• [Task brief] The count of lines below that include the string "JSON" is the whole answer.

Web page and app entries
::::::::::
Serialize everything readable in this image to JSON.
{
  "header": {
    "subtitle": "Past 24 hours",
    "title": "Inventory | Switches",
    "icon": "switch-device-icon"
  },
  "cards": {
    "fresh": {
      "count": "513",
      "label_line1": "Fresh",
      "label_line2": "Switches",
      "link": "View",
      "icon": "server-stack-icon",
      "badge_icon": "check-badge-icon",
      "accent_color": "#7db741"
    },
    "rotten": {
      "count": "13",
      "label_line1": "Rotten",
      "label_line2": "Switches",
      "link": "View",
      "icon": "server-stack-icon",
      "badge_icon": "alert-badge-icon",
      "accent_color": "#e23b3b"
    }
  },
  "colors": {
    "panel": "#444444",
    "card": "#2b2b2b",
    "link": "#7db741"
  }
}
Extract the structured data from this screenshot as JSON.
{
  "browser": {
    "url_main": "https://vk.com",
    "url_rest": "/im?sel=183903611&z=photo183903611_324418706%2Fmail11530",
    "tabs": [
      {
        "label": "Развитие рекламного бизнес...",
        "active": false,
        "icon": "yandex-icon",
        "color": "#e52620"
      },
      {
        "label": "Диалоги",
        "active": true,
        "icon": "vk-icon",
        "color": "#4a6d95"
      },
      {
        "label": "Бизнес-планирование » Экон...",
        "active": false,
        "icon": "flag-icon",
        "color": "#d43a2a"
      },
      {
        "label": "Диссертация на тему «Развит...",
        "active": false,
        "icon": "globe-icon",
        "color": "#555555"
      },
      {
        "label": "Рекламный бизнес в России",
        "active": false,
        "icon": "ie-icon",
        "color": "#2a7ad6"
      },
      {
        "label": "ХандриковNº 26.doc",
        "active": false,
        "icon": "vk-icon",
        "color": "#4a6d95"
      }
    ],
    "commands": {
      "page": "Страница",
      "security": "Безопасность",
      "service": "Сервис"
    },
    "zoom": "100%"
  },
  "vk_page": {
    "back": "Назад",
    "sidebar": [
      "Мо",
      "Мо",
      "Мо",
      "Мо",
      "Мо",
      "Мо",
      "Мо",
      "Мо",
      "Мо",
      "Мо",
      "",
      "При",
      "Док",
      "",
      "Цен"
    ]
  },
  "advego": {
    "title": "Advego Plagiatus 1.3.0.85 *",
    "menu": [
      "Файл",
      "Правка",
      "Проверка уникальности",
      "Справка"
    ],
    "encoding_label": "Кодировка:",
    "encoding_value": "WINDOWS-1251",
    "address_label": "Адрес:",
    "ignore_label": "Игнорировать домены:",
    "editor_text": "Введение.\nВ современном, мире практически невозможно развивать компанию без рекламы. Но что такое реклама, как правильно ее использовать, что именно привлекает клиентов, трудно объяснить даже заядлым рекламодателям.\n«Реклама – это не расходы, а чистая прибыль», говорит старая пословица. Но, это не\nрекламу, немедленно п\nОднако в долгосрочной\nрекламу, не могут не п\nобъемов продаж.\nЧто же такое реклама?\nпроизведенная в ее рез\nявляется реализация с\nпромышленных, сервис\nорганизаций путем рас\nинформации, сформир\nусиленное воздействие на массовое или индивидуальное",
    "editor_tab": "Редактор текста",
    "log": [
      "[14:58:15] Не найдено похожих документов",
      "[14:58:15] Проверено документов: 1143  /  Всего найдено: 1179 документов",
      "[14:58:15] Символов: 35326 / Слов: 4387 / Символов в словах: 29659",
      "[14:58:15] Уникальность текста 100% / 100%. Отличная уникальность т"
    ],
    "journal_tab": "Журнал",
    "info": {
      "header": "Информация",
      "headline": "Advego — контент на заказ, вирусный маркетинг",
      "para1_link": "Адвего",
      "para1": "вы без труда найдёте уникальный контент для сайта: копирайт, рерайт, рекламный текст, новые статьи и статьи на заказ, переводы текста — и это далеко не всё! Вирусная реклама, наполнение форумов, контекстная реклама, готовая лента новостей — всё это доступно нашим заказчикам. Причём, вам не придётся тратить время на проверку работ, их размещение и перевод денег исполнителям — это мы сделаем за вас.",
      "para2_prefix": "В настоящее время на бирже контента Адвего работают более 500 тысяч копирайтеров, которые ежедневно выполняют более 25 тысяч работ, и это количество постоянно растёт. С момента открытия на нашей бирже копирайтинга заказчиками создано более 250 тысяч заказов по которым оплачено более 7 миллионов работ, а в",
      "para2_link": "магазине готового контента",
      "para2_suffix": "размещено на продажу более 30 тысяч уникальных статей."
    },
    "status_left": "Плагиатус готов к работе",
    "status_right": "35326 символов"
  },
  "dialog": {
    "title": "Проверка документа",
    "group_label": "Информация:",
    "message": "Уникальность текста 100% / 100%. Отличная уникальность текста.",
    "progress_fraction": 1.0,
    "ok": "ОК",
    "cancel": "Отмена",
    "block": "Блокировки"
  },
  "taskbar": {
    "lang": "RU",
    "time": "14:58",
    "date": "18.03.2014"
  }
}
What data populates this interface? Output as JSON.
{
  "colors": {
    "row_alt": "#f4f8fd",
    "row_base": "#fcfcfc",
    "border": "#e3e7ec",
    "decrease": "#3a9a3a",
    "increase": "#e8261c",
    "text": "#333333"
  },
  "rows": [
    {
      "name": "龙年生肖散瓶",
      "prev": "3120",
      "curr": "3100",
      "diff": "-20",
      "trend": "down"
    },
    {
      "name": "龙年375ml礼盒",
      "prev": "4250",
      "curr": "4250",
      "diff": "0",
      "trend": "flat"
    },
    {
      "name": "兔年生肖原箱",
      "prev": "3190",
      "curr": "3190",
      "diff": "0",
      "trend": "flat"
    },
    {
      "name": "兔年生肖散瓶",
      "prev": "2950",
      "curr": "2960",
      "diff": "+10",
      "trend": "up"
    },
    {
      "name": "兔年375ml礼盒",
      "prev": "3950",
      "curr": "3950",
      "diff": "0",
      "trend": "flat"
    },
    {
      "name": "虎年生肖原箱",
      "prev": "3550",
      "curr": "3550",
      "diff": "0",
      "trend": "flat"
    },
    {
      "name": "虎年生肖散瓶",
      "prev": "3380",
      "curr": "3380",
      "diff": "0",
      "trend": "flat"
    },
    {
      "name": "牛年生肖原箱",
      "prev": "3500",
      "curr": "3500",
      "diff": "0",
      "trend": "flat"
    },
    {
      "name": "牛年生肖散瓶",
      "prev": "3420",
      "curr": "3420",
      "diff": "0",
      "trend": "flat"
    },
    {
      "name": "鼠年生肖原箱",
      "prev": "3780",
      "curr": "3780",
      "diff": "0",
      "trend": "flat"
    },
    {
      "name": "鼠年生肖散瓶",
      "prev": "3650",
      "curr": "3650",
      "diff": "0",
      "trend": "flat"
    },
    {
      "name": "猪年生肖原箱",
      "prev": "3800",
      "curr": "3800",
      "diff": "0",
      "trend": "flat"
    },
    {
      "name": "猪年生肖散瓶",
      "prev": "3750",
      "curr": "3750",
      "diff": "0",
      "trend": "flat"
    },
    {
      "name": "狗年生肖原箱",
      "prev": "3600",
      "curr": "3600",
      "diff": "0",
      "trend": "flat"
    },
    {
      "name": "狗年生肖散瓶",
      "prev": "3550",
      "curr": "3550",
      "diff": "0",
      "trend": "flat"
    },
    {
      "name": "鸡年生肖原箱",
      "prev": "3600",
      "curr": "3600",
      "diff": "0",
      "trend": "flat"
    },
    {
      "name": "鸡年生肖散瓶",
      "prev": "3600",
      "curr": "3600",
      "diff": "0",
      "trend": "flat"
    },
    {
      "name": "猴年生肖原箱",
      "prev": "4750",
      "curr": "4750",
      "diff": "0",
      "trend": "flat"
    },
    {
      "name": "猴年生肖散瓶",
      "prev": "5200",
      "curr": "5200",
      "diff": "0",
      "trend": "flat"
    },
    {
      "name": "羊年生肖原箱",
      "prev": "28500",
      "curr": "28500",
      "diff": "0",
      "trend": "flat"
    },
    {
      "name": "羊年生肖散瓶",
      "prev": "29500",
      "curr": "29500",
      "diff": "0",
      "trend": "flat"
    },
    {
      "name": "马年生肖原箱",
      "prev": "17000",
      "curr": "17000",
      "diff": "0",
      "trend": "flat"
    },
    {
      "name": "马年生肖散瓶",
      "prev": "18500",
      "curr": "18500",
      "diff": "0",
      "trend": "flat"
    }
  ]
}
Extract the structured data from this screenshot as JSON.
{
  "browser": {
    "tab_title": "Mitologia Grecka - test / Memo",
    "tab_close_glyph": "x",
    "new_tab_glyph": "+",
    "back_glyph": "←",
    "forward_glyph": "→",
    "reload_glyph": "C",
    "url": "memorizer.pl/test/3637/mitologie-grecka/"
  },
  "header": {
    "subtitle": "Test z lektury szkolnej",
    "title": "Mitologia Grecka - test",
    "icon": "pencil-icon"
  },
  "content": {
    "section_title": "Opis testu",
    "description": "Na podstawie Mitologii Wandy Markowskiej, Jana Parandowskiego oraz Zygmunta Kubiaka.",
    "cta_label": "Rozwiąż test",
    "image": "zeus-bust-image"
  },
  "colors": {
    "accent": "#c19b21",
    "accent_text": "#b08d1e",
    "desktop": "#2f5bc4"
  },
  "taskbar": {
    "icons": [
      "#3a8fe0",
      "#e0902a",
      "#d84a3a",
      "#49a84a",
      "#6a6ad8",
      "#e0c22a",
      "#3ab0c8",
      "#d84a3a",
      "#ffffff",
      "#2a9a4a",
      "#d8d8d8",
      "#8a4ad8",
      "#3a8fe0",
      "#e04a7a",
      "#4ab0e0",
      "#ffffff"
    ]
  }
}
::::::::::
• [Reply] 4